When the CJEU handed down its decision in Google and Google France vs. Louis Vuitton on March 23, 2010, brand owners were both disappointed and optimistic. Although the Court had held that because Google was not using third parties’ trademarks in its own commercial communications when it was offering them for selection as AdWords (meaning that there was no registered trademark infringement), the Court was reasonably explicit in suggesting that Google could be infringing other areas of law (such as passing off or unfair competition) and gave the impression that the exemptions from liability found in Section 4 of the E-Commerce Directive might not benefit Google.
When you read Articles 12-14 of Section 4, you notice that the “hosting” exemption of article 14 does not mention any need for the acts in question to be either technical, automatic or passive, in contrast to Articles 12 and 13 which both state, explicitly, that only “automatic” activities are exempted. However, Recital 42 to the Directive provides:
(42) The exemptions from liability established in this Directive cover only cases where the activity of the information society service provider is limited to the technical process of operating and giving access to a communication network over which information made available by third parties is transmitted or temporarily stored, for the sole purpose of making the transmission more efficient; this activity is of a mere technical, automatic and passive nature, which implies that the information society service provider has neither knowledge of nor control over the information which is transmitted or stored.

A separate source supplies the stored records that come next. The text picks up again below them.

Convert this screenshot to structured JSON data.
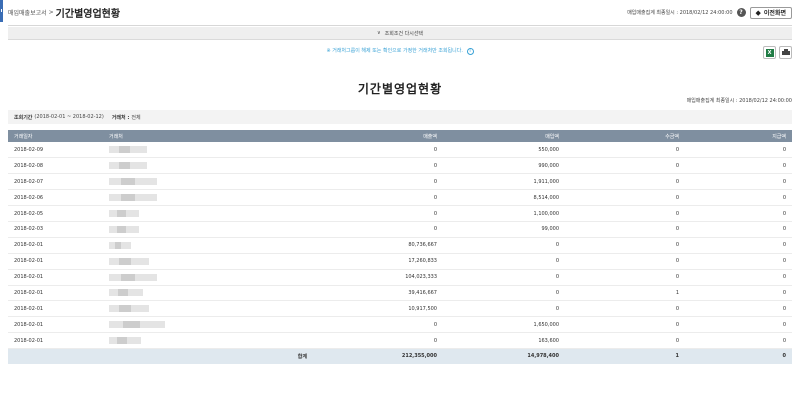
{
  "header": {
    "breadcrumb_parent": "매입매출보고서",
    "breadcrumb_sep": ">",
    "title": "기간별영업현황",
    "sync_text": "매입매출집계 최종일시 : 2018/02/12 24:00:00",
    "help_glyph": "?",
    "back_label": "이전화면",
    "back_glyph": "◆"
  },
  "filter_toggle": {
    "glyph": "∨",
    "label": "조회조건 다시선택"
  },
  "notice": {
    "text": "※ 거래처그룹이 해제 또는 확인으로 가정한 거래처만 조회됩니다.",
    "icon_glyph": "i"
  },
  "tools": {
    "excel_glyph": "X"
  },
  "report": {
    "title": "기간별영업현황",
    "sync_text": "매입매출집계 최종일시 : 2018/02/12 24:00:00"
  },
  "conditions": {
    "period_label": "조회기간",
    "period_value": "(2018-02-01 ~ 2018-02-12)",
    "customer_label": "거래처 :",
    "customer_value": "전체"
  },
  "table": {
    "columns": [
      "거래일자",
      "거래처",
      "매출액",
      "매입액",
      "수금액",
      "지급액"
    ],
    "rows": [
      {
        "date": "2018-02-09",
        "sales": "0",
        "purchase": "550,000",
        "collected": "0",
        "paid": "0"
      },
      {
        "date": "2018-02-08",
        "sales": "0",
        "purchase": "990,000",
        "collected": "0",
        "paid": "0"
      },
      {
        "date": "2018-02-07",
        "sales": "0",
        "purchase": "1,911,000",
        "collected": "0",
        "paid": "0"
      },
      {
        "date": "2018-02-06",
        "sales": "0",
        "purchase": "8,514,000",
        "collected": "0",
        "paid": "0"
      },
      {
        "date": "2018-02-05",
        "sales": "0",
        "purchase": "1,100,000",
        "collected": "0",
        "paid": "0"
      },
      {
        "date": "2018-02-03",
        "sales": "0",
        "purchase": "99,000",
        "collected": "0",
        "paid": "0"
      },
      {
        "date": "2018-02-01",
        "sales": "80,736,667",
        "purchase": "0",
        "collected": "0",
        "paid": "0"
      },
      {
        "date": "2018-02-01",
        "sales": "17,260,833",
        "purchase": "0",
        "collected": "0",
        "paid": "0"
      },
      {
        "date": "2018-02-01",
        "sales": "104,023,333",
        "purchase": "0",
        "collected": "0",
        "paid": "0"
      },
      {
        "date": "2018-02-01",
        "sales": "39,416,667",
        "purchase": "0",
        "collected": "1",
        "paid": "0"
      },
      {
        "date": "2018-02-01",
        "sales": "10,917,500",
        "purchase": "0",
        "collected": "0",
        "paid": "0"
      },
      {
        "date": "2018-02-01",
        "sales": "0",
        "purchase": "1,650,000",
        "collected": "0",
        "paid": "0"
      },
      {
        "date": "2018-02-01",
        "sales": "0",
        "purchase": "163,600",
        "collected": "0",
        "paid": "0"
      }
    ],
    "totals": {
      "label": "합계",
      "sales": "212,355,000",
      "purchase": "14,978,400",
      "collected": "1",
      "paid": "0"
    }
  }
}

Although intended to aid interpretation, if anything Recital 42 makes interpretation of Articles 12-14 more difficult. Its first eight words indicate that it informs interpretation of all three articles, but:
- The exempted acts are limited to “only” those which constitute “the technical process of operating and giving access to a communication network”. This certainly includes article 12 (conduit exemption), and is relevant for article 13 (caching), but what sort of “hosting” (article 14) is part of operating or giving access to a communications network?
- The type of network in relation to which acts may be exempted is one over which “information made available by third parties is transmitted or temporarily stored”. This doesn’t add much, except to say that the service provider must be acting as an intermediary.
- The acts (limited to operating or providing access to the network) are further limited to those whose “sole” purpose is to make “transmission” more “efficient”. This sounds like caching alone, since a conduit exists to make transmission possible, not more efficient.
- The exempted acts (i.e. those technical processes of operating and providing access to a network populated by third party material for the sole purpose of making transmission more efficient) must, as they also certainly will be if they meet the foregoing criteria, be of a “mere technical, automatic and passive” nature.
Since “hosting” is not a technical aspect of network access or operation, and has nothing to do with the “more efficient” transfer of the material being hosted (it’s completely circular), Recital 42 seems to rule out the application of Section 4 to any exemptions in relation to “hosting”. Yet article 14 exists, and even exists without its application being expressly limited to “automatic” acts in contrast to article 12 and 13. Can Recital 42and Article 14 be reconciled?
The CJEU in Google and Google France doesn’t say how it reconciles these provisions, but simply says that Recital 42 requires acts of a neutral intermediary service provider to be of a mere technical, automatic and passive nature in order to qualify for exemption under Section 4, including Article 14. And that’s binding on all 27 Member States.
This may well have surprised Google. Like the E-Commerce Directive, 17 U.S.C. §512(a) and §512(b) (conduit and caching exemptions) both have an explicit requirement of an “automatic technical” process, whereas §512(c) (hosting) does not, and no court has prevented ISPs from relying on that exemption on the basis that there is an implicit requirement that the hosting act in question be of an automatic, technical and passive nature. The difference in the CJEU’s interpretation of these otherwise similar provisions demonstrates a philosophical difference that could have repercussion (in the form of the need for larger budgets) for international business.
Does this mean that Google cannot rely on article 14 if it is found to infringe a third party’s rights by its hosting of ads (whose very appearance Google controls (exclusively) and whose contents are created with Google offering assistance)? The CJEU says that is a question for Paris, and we await the French court’s judgment with interest.